Data for this exercise section start

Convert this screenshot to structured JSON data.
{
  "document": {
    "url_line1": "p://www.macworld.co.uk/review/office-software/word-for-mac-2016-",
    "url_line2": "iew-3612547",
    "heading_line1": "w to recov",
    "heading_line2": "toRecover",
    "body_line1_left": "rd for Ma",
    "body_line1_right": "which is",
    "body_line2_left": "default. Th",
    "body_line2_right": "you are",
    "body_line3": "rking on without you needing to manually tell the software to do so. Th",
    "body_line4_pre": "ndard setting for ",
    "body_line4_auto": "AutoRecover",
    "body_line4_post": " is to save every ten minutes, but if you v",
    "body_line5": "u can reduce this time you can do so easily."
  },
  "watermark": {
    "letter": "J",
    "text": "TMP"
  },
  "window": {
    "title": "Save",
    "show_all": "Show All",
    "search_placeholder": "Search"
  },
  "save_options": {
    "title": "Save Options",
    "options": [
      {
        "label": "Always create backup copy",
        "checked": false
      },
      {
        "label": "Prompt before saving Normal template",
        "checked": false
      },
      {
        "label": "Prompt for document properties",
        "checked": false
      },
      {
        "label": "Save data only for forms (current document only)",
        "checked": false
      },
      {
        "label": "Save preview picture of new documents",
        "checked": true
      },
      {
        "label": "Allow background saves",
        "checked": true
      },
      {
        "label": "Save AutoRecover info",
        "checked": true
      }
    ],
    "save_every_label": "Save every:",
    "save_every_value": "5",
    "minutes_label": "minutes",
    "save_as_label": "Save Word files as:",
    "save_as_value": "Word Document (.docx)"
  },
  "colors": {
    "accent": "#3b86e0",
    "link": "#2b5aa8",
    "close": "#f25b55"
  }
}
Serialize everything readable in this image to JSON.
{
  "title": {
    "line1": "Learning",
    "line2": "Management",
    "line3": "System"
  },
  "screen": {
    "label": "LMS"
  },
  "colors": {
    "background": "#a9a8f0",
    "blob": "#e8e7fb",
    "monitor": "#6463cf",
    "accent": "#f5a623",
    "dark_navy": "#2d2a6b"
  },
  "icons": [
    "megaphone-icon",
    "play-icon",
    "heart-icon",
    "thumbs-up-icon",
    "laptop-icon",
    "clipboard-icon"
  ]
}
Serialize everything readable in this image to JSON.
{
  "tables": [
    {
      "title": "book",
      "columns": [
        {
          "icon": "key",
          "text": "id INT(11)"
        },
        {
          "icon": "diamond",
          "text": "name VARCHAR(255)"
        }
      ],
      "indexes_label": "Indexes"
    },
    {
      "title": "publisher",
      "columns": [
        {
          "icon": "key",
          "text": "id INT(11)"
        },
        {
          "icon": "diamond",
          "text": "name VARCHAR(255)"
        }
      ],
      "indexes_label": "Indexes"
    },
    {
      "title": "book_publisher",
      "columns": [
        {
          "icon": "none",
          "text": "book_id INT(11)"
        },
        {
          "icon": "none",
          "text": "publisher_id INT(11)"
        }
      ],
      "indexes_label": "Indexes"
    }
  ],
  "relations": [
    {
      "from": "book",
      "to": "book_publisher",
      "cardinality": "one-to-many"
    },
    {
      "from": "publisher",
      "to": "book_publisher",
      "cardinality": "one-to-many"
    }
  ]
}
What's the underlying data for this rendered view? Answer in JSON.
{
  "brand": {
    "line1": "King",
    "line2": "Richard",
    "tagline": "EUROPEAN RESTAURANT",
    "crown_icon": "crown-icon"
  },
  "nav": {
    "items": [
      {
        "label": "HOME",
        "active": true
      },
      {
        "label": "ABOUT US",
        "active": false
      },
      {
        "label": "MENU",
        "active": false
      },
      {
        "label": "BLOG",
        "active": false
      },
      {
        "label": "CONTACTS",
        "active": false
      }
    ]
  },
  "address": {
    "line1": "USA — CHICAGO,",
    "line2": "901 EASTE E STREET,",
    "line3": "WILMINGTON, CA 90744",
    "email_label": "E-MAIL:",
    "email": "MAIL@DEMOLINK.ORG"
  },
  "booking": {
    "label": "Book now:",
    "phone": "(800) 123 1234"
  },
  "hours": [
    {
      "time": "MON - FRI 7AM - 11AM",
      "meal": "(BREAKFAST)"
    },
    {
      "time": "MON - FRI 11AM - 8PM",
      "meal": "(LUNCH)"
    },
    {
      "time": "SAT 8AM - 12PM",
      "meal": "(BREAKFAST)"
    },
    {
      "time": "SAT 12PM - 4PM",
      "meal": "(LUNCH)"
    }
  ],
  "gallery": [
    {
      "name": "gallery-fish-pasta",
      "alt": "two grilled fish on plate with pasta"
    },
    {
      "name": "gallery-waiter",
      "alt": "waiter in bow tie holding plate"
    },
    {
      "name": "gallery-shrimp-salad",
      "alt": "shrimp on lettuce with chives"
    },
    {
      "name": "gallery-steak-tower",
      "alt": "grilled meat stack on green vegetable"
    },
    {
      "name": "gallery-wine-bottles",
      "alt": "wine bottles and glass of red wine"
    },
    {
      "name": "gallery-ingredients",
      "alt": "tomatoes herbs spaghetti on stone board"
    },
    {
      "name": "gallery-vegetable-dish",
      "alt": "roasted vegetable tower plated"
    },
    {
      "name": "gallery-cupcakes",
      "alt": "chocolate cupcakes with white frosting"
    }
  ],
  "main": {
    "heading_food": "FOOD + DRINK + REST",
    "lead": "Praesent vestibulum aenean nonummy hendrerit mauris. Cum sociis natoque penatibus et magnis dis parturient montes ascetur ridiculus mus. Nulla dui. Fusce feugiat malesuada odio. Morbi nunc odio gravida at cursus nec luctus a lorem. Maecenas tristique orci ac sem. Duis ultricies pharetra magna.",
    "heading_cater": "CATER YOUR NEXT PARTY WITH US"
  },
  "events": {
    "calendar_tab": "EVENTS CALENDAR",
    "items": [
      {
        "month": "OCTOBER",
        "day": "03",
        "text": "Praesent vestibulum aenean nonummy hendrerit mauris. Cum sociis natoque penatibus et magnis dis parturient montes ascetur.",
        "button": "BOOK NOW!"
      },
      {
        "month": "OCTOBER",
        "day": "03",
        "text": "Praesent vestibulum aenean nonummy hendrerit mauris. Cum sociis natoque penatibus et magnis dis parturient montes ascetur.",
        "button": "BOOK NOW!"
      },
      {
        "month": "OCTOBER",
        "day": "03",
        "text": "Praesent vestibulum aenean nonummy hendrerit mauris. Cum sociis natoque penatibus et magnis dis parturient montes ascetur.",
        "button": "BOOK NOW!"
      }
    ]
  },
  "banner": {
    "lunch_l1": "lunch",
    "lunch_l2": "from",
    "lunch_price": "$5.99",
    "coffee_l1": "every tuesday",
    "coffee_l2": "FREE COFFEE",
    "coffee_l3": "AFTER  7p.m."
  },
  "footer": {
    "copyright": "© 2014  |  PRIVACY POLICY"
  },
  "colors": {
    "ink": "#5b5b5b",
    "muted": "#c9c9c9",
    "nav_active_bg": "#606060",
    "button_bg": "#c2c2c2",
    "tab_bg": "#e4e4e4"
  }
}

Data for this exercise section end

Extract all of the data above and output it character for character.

Convert this screenshot to structured JSON data.
{
  "document": {
    "url_line1": "p://www.macworld.co.uk/review/office-software/word-for-mac-2016-",
    "url_line2": "iew-3612547",
    "heading_line1": "w to recov",
    "heading_line2": "toRecover",
    "body_line1_left": "rd for Ma",
    "body_line1_right": "which is",
    "body_line2_left": "default. Th",
    "body_line2_right": "you are",
    "body_line3": "rking on without you needing to manually tell the software to do so. Th",
    "body_line4_pre": "ndard setting for ",
    "body_line4_auto": "AutoRecover",
    "body_line4_post": " is to save every ten minutes, but if you v",
    "body_line5": "u can reduce this time you can do so easily."
  },
  "watermark": {
    "letter": "J",
    "text": "TMP"
  },
  "window": {
    "title": "Save",
    "show_all": "Show All",
    "search_placeholder": "Search"
  },
  "save_options": {
    "title": "Save Options",
    "options": [
      {
        "label": "Always create backup copy",
        "checked": false
      },
      {
        "label": "Prompt before saving Normal template",
        "checked": false
      },
      {
        "label": "Prompt for document properties",
        "checked": false
      },
      {
        "label": "Save data only for forms (current document only)",
        "checked": false
      },
      {
        "label": "Save preview picture of new documents",
        "checked": true
      },
      {
        "label": "Allow background saves",
        "checked": true
      },
      {
        "label": "Save AutoRecover info",
        "checked": true
      }
    ],
    "save_every_label": "Save every:",
    "save_every_value": "5",
    "minutes_label": "minutes",
    "save_as_label": "Save Word files as:",
    "save_as_value": "Word Document (.docx)"
  },
  "colors": {
    "accent": "#3b86e0",
    "link": "#2b5aa8",
    "close": "#f25b55"
  }
}
Serialize everything readable in this image to JSON.
{
  "title": {
    "line1": "Learning",
    "line2": "Management",
    "line3": "System"
  },
  "screen": {
    "label": "LMS"
  },
  "colors": {
    "background": "#a9a8f0",
    "blob": "#e8e7fb",
    "monitor": "#6463cf",
    "accent": "#f5a623",
    "dark_navy": "#2d2a6b"
  },
  "icons": [
    "megaphone-icon",
    "play-icon",
    "heart-icon",
    "thumbs-up-icon",
    "laptop-icon",
    "clipboard-icon"
  ]
}
Serialize everything readable in this image to JSON.
{
  "tables": [
    {
      "title": "book",
      "columns": [
        {
          "icon": "key",
          "text": "id INT(11)"
        },
        {
          "icon": "diamond",
          "text": "name VARCHAR(255)"
        }
      ],
      "indexes_label": "Indexes"
    },
    {
      "title": "publisher",
      "columns": [
        {
          "icon": "key",
          "text": "id INT(11)"
        },
        {
          "icon": "diamond",
          "text": "name VARCHAR(255)"
        }
      ],
      "indexes_label": "Indexes"
    },
    {
      "title": "book_publisher",
      "columns": [
        {
          "icon": "none",
          "text": "book_id INT(11)"
        },
        {
          "icon": "none",
          "text": "publisher_id INT(11)"
        }
      ],
      "indexes_label": "Indexes"
    }
  ],
  "relations": [
    {
      "from": "book",
      "to": "book_publisher",
      "cardinality": "one-to-many"
    },
    {
      "from": "publisher",
      "to": "book_publisher",
      "cardinality": "one-to-many"
    }
  ]
}
What's the underlying data for this rendered view? Answer in JSON.
{
  "brand": {
    "line1": "King",
    "line2": "Richard",
    "tagline": "EUROPEAN RESTAURANT",
    "crown_icon": "crown-icon"
  },
  "nav": {
    "items": [
      {
        "label": "HOME",
        "active": true
      },
      {
        "label": "ABOUT US",
        "active": false
      },
      {
        "label": "MENU",
        "active": false
      },
      {
        "label": "BLOG",
        "active": false
      },
      {
        "label": "CONTACTS",
        "active": false
      }
    ]
  },
  "address": {
    "line1": "USA — CHICAGO,",
    "line2": "901 EASTE E STREET,",
    "line3": "WILMINGTON, CA 90744",
    "email_label": "E-MAIL:",
    "email": "MAIL@DEMOLINK.ORG"
  },
  "booking": {
    "label": "Book now:",
    "phone": "(800) 123 1234"
  },
  "hours": [
    {
      "time": "MON - FRI 7AM - 11AM",
      "meal": "(BREAKFAST)"
    },
    {
      "time": "MON - FRI 11AM - 8PM",
      "meal": "(LUNCH)"
    },
    {
      "time": "SAT 8AM - 12PM",
      "meal": "(BREAKFAST)"
    },
    {
      "time": "SAT 12PM - 4PM",
      "meal": "(LUNCH)"
    }
  ],
  "gallery": [
    {
      "name": "gallery-fish-pasta",
      "alt": "two grilled fish on plate with pasta"
    },
    {
      "name": "gallery-waiter",
      "alt": "waiter in bow tie holding plate"
    },
    {
      "name": "gallery-shrimp-salad",
      "alt": "shrimp on lettuce with chives"
    },
    {
      "name": "gallery-steak-tower",
      "alt": "grilled meat stack on green vegetable"
    },
    {
      "name": "gallery-wine-bottles",
      "alt": "wine bottles and glass of red wine"
    },
    {
      "name": "gallery-ingredients",
      "alt": "tomatoes herbs spaghetti on stone board"
    },
    {
      "name": "gallery-vegetable-dish",
      "alt": "roasted vegetable tower plated"
    },
    {
      "name": "gallery-cupcakes",
      "alt": "chocolate cupcakes with white frosting"
    }
  ],
  "main": {
    "heading_food": "FOOD + DRINK + REST",
    "lead": "Praesent vestibulum aenean nonummy hendrerit mauris. Cum sociis natoque penatibus et magnis dis parturient montes ascetur ridiculus mus. Nulla dui. Fusce feugiat malesuada odio. Morbi nunc odio gravida at cursus nec luctus a lorem. Maecenas tristique orci ac sem. Duis ultricies pharetra magna.",
    "heading_cater": "CATER YOUR NEXT PARTY WITH US"
  },
  "events": {
    "calendar_tab": "EVENTS CALENDAR",
    "items": [
      {
        "month": "OCTOBER",
        "day": "03",
        "text": "Praesent vestibulum aenean nonummy hendrerit mauris. Cum sociis natoque penatibus et magnis dis parturient montes ascetur.",
        "button": "BOOK NOW!"
      },
      {
        "month": "OCTOBER",
        "day": "03",
        "text": "Praesent vestibulum aenean nonummy hendrerit mauris. Cum sociis natoque penatibus et magnis dis parturient montes ascetur.",
        "button": "BOOK NOW!"
      },
      {
        "month": "OCTOBER",
        "day": "03",
        "text": "Praesent vestibulum aenean nonummy hendrerit mauris. Cum sociis natoque penatibus et magnis dis parturient montes ascetur.",
        "button": "BOOK NOW!"
      }
    ]
  },
  "banner": {
    "lunch_l1": "lunch",
    "lunch_l2": "from",
    "lunch_price": "$5.99",
    "coffee_l1": "every tuesday",
    "coffee_l2": "FREE COFFEE",
    "coffee_l3": "AFTER  7p.m."
  },
  "footer": {
    "copyright": "© 2014  |  PRIVACY POLICY"
  },
  "colors": {
    "ink": "#5b5b5b",
    "muted": "#c9c9c9",
    "nav_active_bg": "#606060",
    "button_bg": "#c2c2c2",
    "tab_bg": "#e4e4e4"
  }
}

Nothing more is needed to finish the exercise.